It was a monster performance, except for one very critical thing: Stafford and the Lions couldn’t score a touchdown.

“I feel like when we get into the red zone, we’ve done a nice job of getting points, and tonight was a different scenario, different case,” Stafford said. “I was happy the way we executed on the field. We had some really huge plays, our guys are doing a really nice job of executing some protection checks and our guys in the run game did a good job too. So, there’s positives to take away from this.

“But there’s obviously some negatives we got to clean up, and we’ve got to find ways to get points, and that’s on me.”

The lack of passing touchdowns might seem odd in a 400-yard passing game, but when it comes to Stafford, this is not the first time it has happened. In Stafford’s eight such 400-yard performances, he has thrown for one or no touchdowns four times.

Stafford holds the dubious mark of having two of the four highest passing-yardage games without a passing touchdown in the Super Bowl era. Sunday night against Pittsburgh was the fourth. The highest? Stafford’s 443-yard game against the Atlanta Falcons in 2012, when the Lions lost at home, 31-18, and Calvin Johnson broke Jerry Rice’s all-time single-season receiving yards mark.

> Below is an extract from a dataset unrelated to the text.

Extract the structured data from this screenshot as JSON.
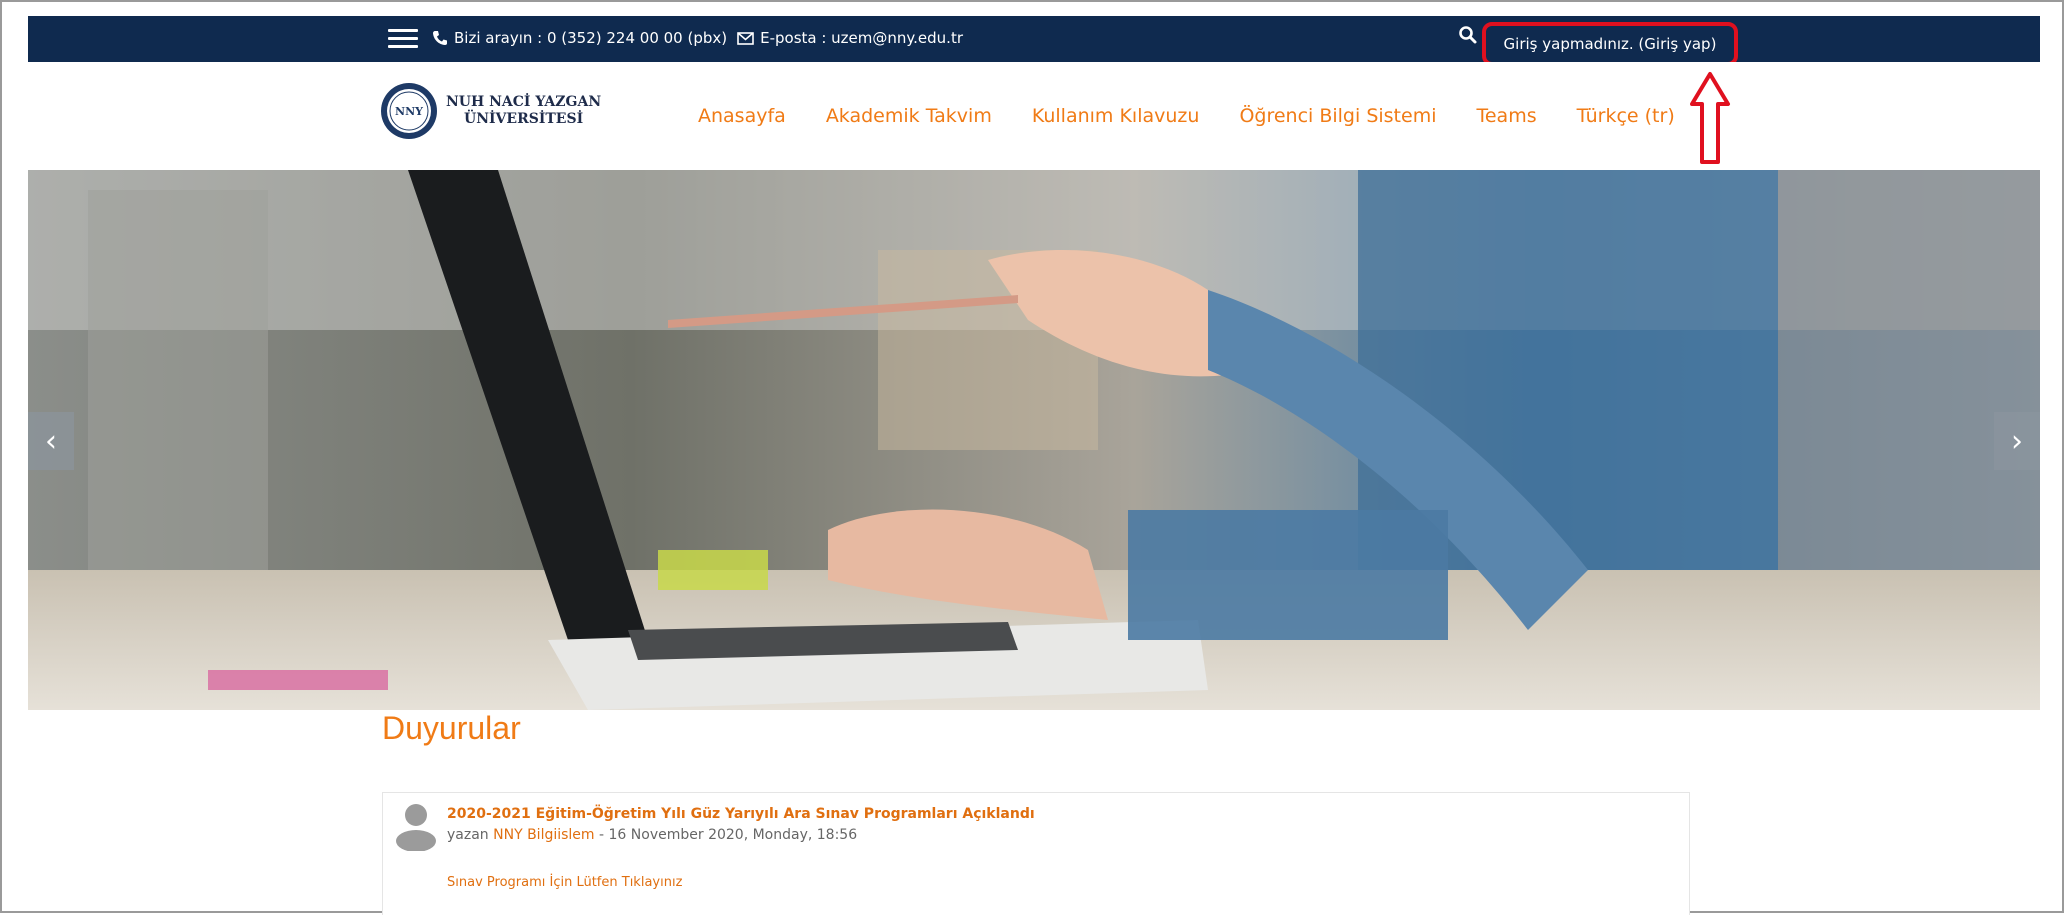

The other two quarterbacks who have managed to do this are Pro Football Hall of Famers. Joe Montana threw for 441 yards and three interceptions in the San Francisco 49ers' 14-6 loss to the Washington Redskins on Nov. 17, 1986, and former Houston Oilers quarterback Warren Moon threw for 432 yards and no interceptions in a 26-23 win over Dallas on Nov. 10, 1991.

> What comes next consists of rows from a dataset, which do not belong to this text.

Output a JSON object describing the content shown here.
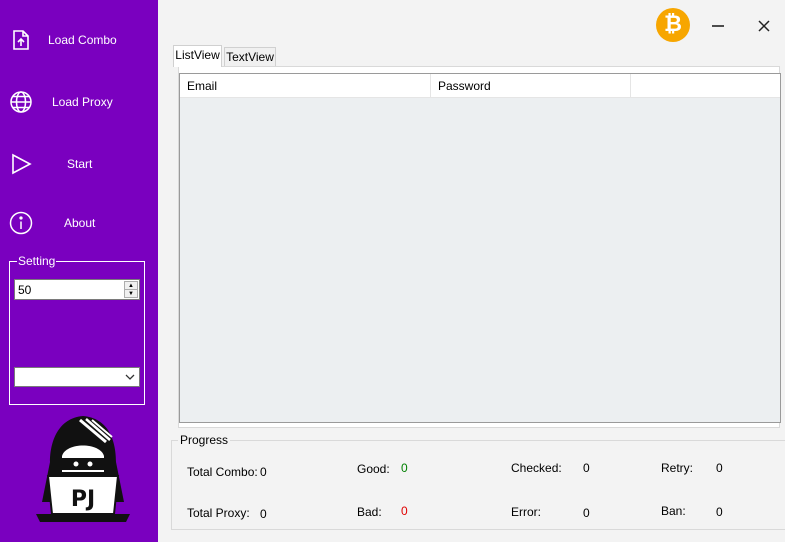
{
  "sidebar": {
    "items": [
      {
        "label": "Load Combo",
        "icon": "file-upload-icon"
      },
      {
        "label": "Load Proxy",
        "icon": "globe-icon"
      },
      {
        "label": "Start",
        "icon": "play-icon"
      },
      {
        "label": "About",
        "icon": "info-icon"
      }
    ],
    "setting": {
      "legend": "Setting",
      "thread_value": "50",
      "dropdown_value": ""
    },
    "logo_text": "PJ"
  },
  "window": {
    "bitcoin_symbol": "₿",
    "accent_color": "#7a00bf",
    "bitcoin_color": "#f7a600"
  },
  "tabs": [
    {
      "label": "ListView",
      "active": true
    },
    {
      "label": "TextView",
      "active": false
    }
  ],
  "listview": {
    "columns": [
      "Email",
      "Password",
      ""
    ],
    "rows": []
  },
  "progress": {
    "legend": "Progress",
    "total_combo": {
      "label": "Total Combo:",
      "value": "0"
    },
    "total_proxy": {
      "label": "Total Proxy:",
      "value": "0"
    },
    "good": {
      "label": "Good:",
      "value": "0",
      "color": "#008000"
    },
    "bad": {
      "label": "Bad:",
      "value": "0",
      "color": "#e00000"
    },
    "checked": {
      "label": "Checked:",
      "value": "0"
    },
    "error": {
      "label": "Error:",
      "value": "0"
    },
    "retry": {
      "label": "Retry:",
      "value": "0"
    },
    "ban": {
      "label": "Ban:",
      "value": "0"
    }
  }
}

The Lions don't have the best record (3-5) when Stafford has thrown for more than 400 yards. In the top five passing games of Stafford’s career, the Lions are 1-4, with the 2013 win over the Cowboys the lone victory.

But while the Lions finally figured out a way to get explosive plays, their short-yardage plays continued to suffer. After two more failed fourth-down conversions on Sunday, the Lions remain one of five teams to have not converted a fourth down attempt this season.

The Lions have only scored one red zone touchdown on third or fourth down this season. No matter where the Lions are on the field, they are averaging minus-.33 yards per play when in third- or fourth-and-1. Overall on third and fourth down, the Lions are averaging 1.38 yards per play.

It doesn’t get much better when you look at all downs, with the Lions averaging 1.88 yards per play. Only the Cincinnati Bengals, at 1.82 yards per play, are worse.

So that might explain why the Lions couldn’t score in the red zone on Sunday and why Stafford could throw for 400-plus yards -- and not reach the end zone once.